The American Academy of Pediatrics authorized a Committee on Early Childhood, Adoption, and Dependent Care. In their 2000 report, they stated: “The following important concepts should guide pediatricians’ activities as they advocate for the child:

  1. Biologic parenthood does not necessarily confer the desire or ability to care for a child adequately.
  2. Supportive nurturing by primary caregivers is crucial to early brain growth and to the physical, emotional, and developmental needs of children.
  3. Children need continuity, consistency, and predictability from their caregiver. Multiple placements are injurious.
  4. Attachment, sense of time and developmental level of the child are key factors in their adjustment to environmental and internal stresses.”

Interrupted bonding frequently leads to other psychiatric ailments in children. Included in the list of common childhood diagnoses caused by moving youngsters around are:

  • Separation Anxiety Disorder
  • Adjustment Disorders
  • Attention-Deficit/Hyperactivity Disorder (AD/HD)
  • Oppositional Defiant Disorder
  • Developmental Delay
  • Learning Disorder

(DSM-IV)

Separation Anxiety Disorder (SAD) is characterized by inappropriate and excessive anxiety concerning separation from home or from those to whom the individual is attached. SAD may appear as a fear of getting lost or kidnapped, a fear that attachment figures may suffer harm, refusal to attend school, a fear of being alone, sleep problems, nightmares, and repeated complaints of physical symptoms. (DSM-IV)

Adjustment Disorders are described as expressing “clinically significant emotional or behavioral symptoms in response to an identifiable psychosocial stressor or stressors.” (DSM-IV) The symptoms may include depression, anxiety, flattened emotions, and/or misbehavior. The obvious stressor in foster care drift and delay is the separation of the child from a situation where he felt safe and loved.

AD/HD is described as “a persistent pattern of inattention and/or hyperactivity-impulsivity that is more frequent and severe than is typically observed in individuals at a comparable level of development.” (DSM-IV) In a child who suffers the loss of a significant relationship, the failure to focus attention may be a spin-off of nonattachment. The hyperactivity, often expressed in misconduct, may be the result of anxiety and pervasive anger generated by separation.

Oppositional Defiant Disorder is described as “a recurrent pattern of negativistic, defiant, disobedient, and hostile behavior toward authority figures that persists for at least six months.” (DSM-IV) Included among the many symptoms are loss of temper, arguing, refusing to comply, annoying others deliberately, blaming others, and being angry and vindictive. It is not difficult to surmise that being separated from a secure base may be a causative factor in the development of such strong resentment.

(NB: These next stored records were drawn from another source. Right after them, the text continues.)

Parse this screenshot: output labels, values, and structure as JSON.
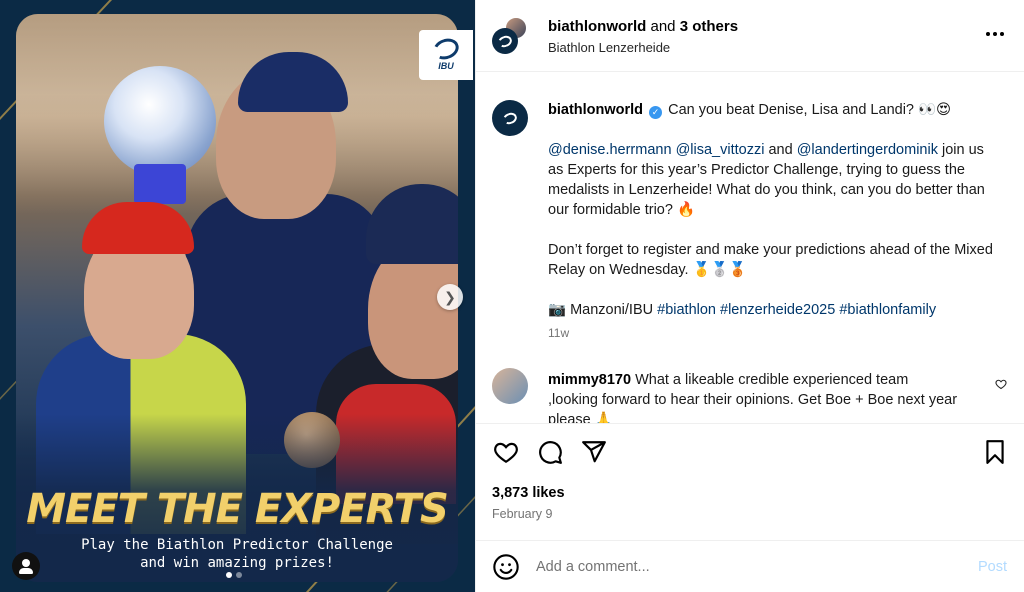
{
  "media": {
    "headline": "MEET THE EXPERTS",
    "subline_1": "Play the Biathlon Predictor Challenge",
    "subline_2": "and win amazing prizes!",
    "logo_text": "IBU",
    "colors": {
      "background": "#0b2a45",
      "headline": "#f2d06b"
    },
    "carousel": {
      "total": 2,
      "active": 1
    }
  },
  "header": {
    "account": "biathlonworld",
    "and_text": " and ",
    "others": "3 others",
    "location": "Biathlon Lenzerheide"
  },
  "caption": {
    "username": "biathlonworld",
    "text_1": "Can you beat Denise, Lisa and Landi? 👀😍",
    "mention_1": "@denise.herrmann",
    "mention_2": "@lisa_vittozzi",
    "and_word": " and ",
    "mention_3": "@landertingerdominik",
    "text_2": " join us as Experts for this year’s Predictor Challenge, trying to guess the medalists in Lenzerheide! What do you think, can you do better than our formidable trio? 🔥",
    "text_3": "Don’t forget to register and make your predictions ahead of the Mixed Relay on Wednesday. 🥇🥈🥉",
    "credit": "📷 Manzoni/IBU ",
    "tag_1": "#biathlon",
    "tag_2": "#lenzerheide2025",
    "tag_3": "#biathlonfamily",
    "time": "11w"
  },
  "comment": {
    "username": "mimmy8170",
    "text": "What a likeable credible experienced team ,looking forward to hear their opinions. Get Boe + Boe next year please 🙏"
  },
  "stats": {
    "likes": "3,873 likes",
    "date": "February 9"
  },
  "add_comment": {
    "placeholder": "Add a comment...",
    "post_label": "Post"
  },
  "icons": [
    "more-icon",
    "verified-icon",
    "heart-icon",
    "comment-icon",
    "share-icon",
    "bookmark-icon",
    "emoji-icon",
    "next-arrow-icon",
    "user-tag-icon"
  ]
}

Being moved and shuffled around can cause a delay in development. Experts have speculated that foster children are often one to two years behind academically and emotionally. Developmental delay can appear in a variety of areas. (DSM-IV) Although developmental delay is more often due primarily to genetic and physical causes, it may also be the result of a separated child who simply decides it is easier to give up and not try.

Learning Disorders are diagnosed “when the individual’s achievement on individually administered standardized tests in reading, mathematics, or written expression is substantially below that expected for age, schooling, and level of intelligence. The learning problems significantly interfere with academic achievement or activities of daily living.” (DSM-IV) As with developmental delay, learning disorders may develop as the result of being shifted from home to home, from school to school.